Flicker Woodpeckers (Colaptes)
Types of Birds
With the exception of Australia and the Polar regions birds of the Order Piciformes nest in trees world wide.
North American Piciformes presentations normally diverge, depending on whether one uses the Check-list of North American Birds from the American Ornithologists' Union (AOU) or the American Birding Association (ABA) because of the formers inclusion of Central American and Mexican species in their list.
The AOU's extended listing range translates into a robust North American Piciformes population consisting of six families and seventy-seven different species.
Temperate climate Picaformes species, especially in North American, north of the Mexican border, get restricted to the woodpeckers, family Picidae. At year end 2011, the ABA listed twenty five Picidae species, including the Ivory-billed Woodpecker, in eight genera as having established some type of North American presence.
Temporarily placing the Ivory-billed woodpecker along with a couple of rare visitors into brackets, the North American breeding woodpecker population consists of approximately twenty-two species in five genera.
Four sapsucker species (Sphyrapicus) drill their wells in trees from coast to coast.
The Red-breasted Sapsucker (Sphyrapicus ruber), top picture, the West Coast variant, spend their summers in higher elevation forests near rivers and streams.

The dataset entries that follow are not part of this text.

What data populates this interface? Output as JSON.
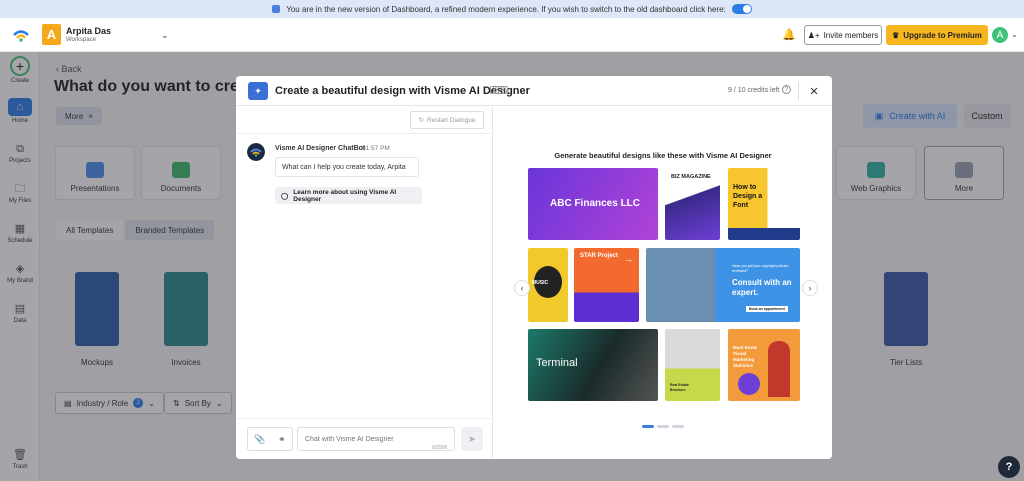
{
  "banner": {
    "text": "You are in the new version of Dashboard, a refined modern experience. If you wish to switch to the old dashboard click here:"
  },
  "topbar": {
    "workspace_initial": "A",
    "workspace_name": "Arpita Das",
    "workspace_sub": "Workspace",
    "invite_label": "Invite members",
    "upgrade_label": "Upgrade to Premium",
    "user_initial": "A"
  },
  "sidebar": {
    "items": [
      {
        "label": "Create"
      },
      {
        "label": "Home"
      },
      {
        "label": "Projects"
      },
      {
        "label": "My Files"
      },
      {
        "label": "Schedule"
      },
      {
        "label": "My Brand"
      },
      {
        "label": "Data"
      },
      {
        "label": "Trash"
      }
    ]
  },
  "background": {
    "back_label": "Back",
    "title": "What do you want to create",
    "more_pill": "More",
    "create_ai_label": "Create with AI",
    "custom_label": "Custom",
    "categories": [
      {
        "label": "Presentations",
        "color": "#4f8ff0"
      },
      {
        "label": "Documents",
        "color": "#3fb86a"
      },
      {
        "label": "Web Graphics",
        "color": "#35b3a5"
      },
      {
        "label": "More",
        "color": "#9aa3b5"
      }
    ],
    "template_tabs": [
      "All Templates",
      "Branded Templates"
    ],
    "templates": [
      {
        "label": "Mockups"
      },
      {
        "label": "Invoices"
      },
      {
        "label": "Tier Lists"
      }
    ],
    "filters": {
      "industry_label": "Industry / Role",
      "industry_count": "2",
      "sort_label": "Sort By"
    }
  },
  "modal": {
    "title": "Create a beautiful design with Visme AI Designer",
    "beta": "Beta",
    "credits": "9 / 10 credits left",
    "restart_label": "Restart Dialogue",
    "bot_name": "Visme AI Designer ChatBot",
    "bot_time": "01:57 PM",
    "bot_message": "What can I help you create today, Arpita",
    "learn_label": "Learn more about using Visme AI Designer",
    "input_placeholder": "Chat with Visme AI Designer",
    "char_count": "0/2500",
    "gallery_heading": "Generate beautiful designs like these with Visme AI Designer",
    "tiles": {
      "abc": "ABC Finances LLC",
      "biz": "BIZ MAGAZINE",
      "font": "How to Design a Font",
      "music": "MUSIC",
      "star": "STAR Project",
      "consult": "Consult with an expert.",
      "consult_pre": "Have you got your copyright policies reviewed?",
      "consult_btn": "Book an appointment",
      "terminal": "Terminal",
      "estate": "Real Estate Brochure",
      "stats": "Must Know Visual Marketing Statistics"
    }
  }
}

Some populations migrate down to the valleys during winters.
Tree sap created by sapsucker activity also attracts hummingbirds.

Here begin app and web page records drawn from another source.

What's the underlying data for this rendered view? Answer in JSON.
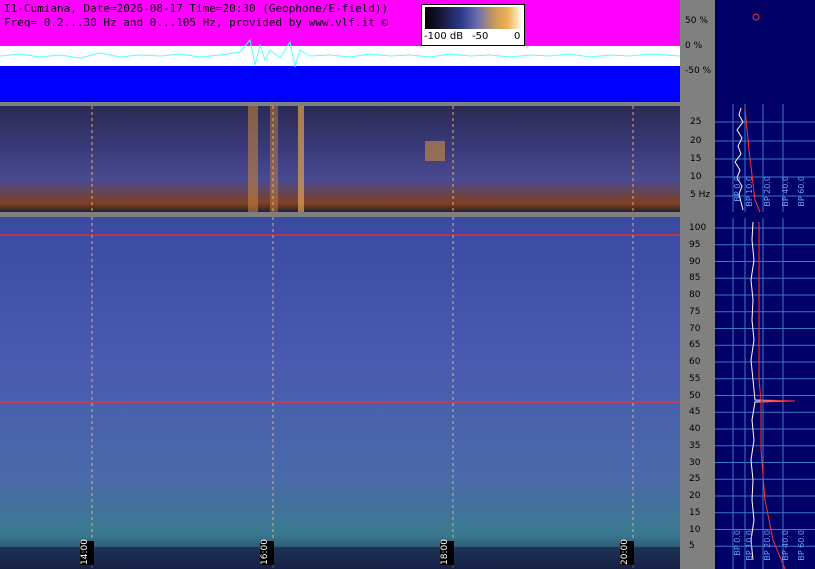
{
  "header": {
    "line1": "I1-Cumiana, Date=2026-08-17 Time=20:30 (Geophone/E-field))",
    "line2": "Freq= 0.2...30 Hz and 0...105 Hz, provided by www.vlf.it ©"
  },
  "colorbar": {
    "min_label": "-100 dB",
    "mid_label": "-50",
    "max_label": "0"
  },
  "top_axis": [
    "50 %",
    "0 %",
    "-50 %"
  ],
  "mid_axis": [
    "25",
    "20",
    "15",
    "10",
    "5 Hz"
  ],
  "bottom_axis": [
    "100",
    "95",
    "90",
    "85",
    "80",
    "75",
    "70",
    "65",
    "60",
    "55",
    "50",
    "45",
    "40",
    "35",
    "30",
    "25",
    "20",
    "15",
    "10",
    "5"
  ],
  "time_labels": [
    "14:00",
    "16:00",
    "18:00",
    "20:00"
  ],
  "bp_labels_top": [
    "BP 0.0",
    "BP 10.0",
    "BP 20.0",
    "BP 40.0",
    "BP 60.0"
  ],
  "bp_labels_bottom": [
    "BP 0.0",
    "BP 10.0",
    "BP 20.0",
    "BP 40.0",
    "BP 60.0"
  ],
  "colors": {
    "magenta": "#ff00ff",
    "blue": "#0000ff",
    "navy": "#000066",
    "gray": "#808080",
    "red_line": "#ff2a2a"
  }
}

In some instances, excessive sapsucker drilling activity on any one tree to any group of trees might pose tree health problems. In those instances, some experts recommend wrapping burlap around the tree trunks.

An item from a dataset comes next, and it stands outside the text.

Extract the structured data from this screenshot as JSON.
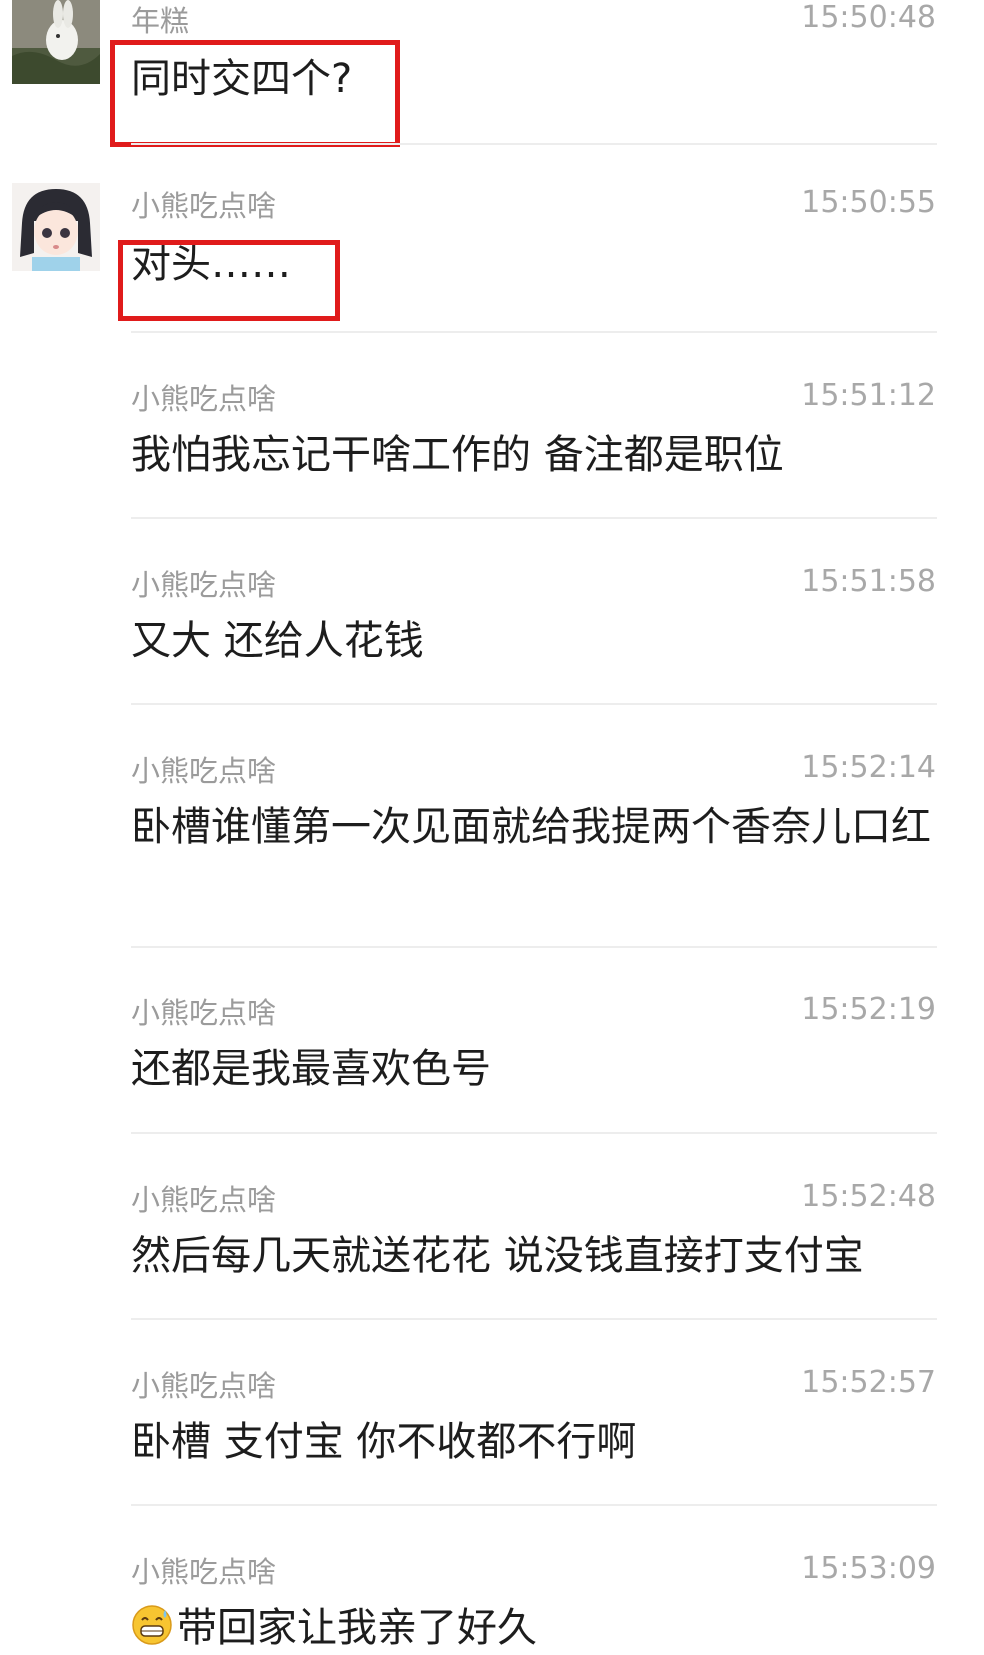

North America's largest woodpecker, the Pileated Woodpecker (Dryocopus pileatus), lives year round in most of the continent's temperate forests. The red crest of feathers on a large black body makes it very easy to identify.
With a few exceptions, most North American woodpecker populations remain relatively healthy, although one can never understate the importance of a healthy forest ecosystem with a healthy forest bird population.
Perhaps the least healthy woodpecker population title belongs to the Southeast's Red-cockaded Woodpecker, classified as endangered since 1970. A variety of public and private organizations now actively manage their populations, with a goal of increasing and/or stabilizing them.
Once considered extinct, the 2006 reported sightings of the Ivory-billed Woodpecker in Arkansas and Florida renewed interest in the bird. Lack of follow up sightings suggests a low probability that any birder will get to check it off their life list.
The links in the box point to pictures and descriptions covering woodpecker species in the remaining three genera, Melanerpes, Picoides and Colaptes.
The video highlights the most common Picoides species and North America's most common woodpecker, the Downy Woodpecker.
© 2004-2011. Patricia A. Michaels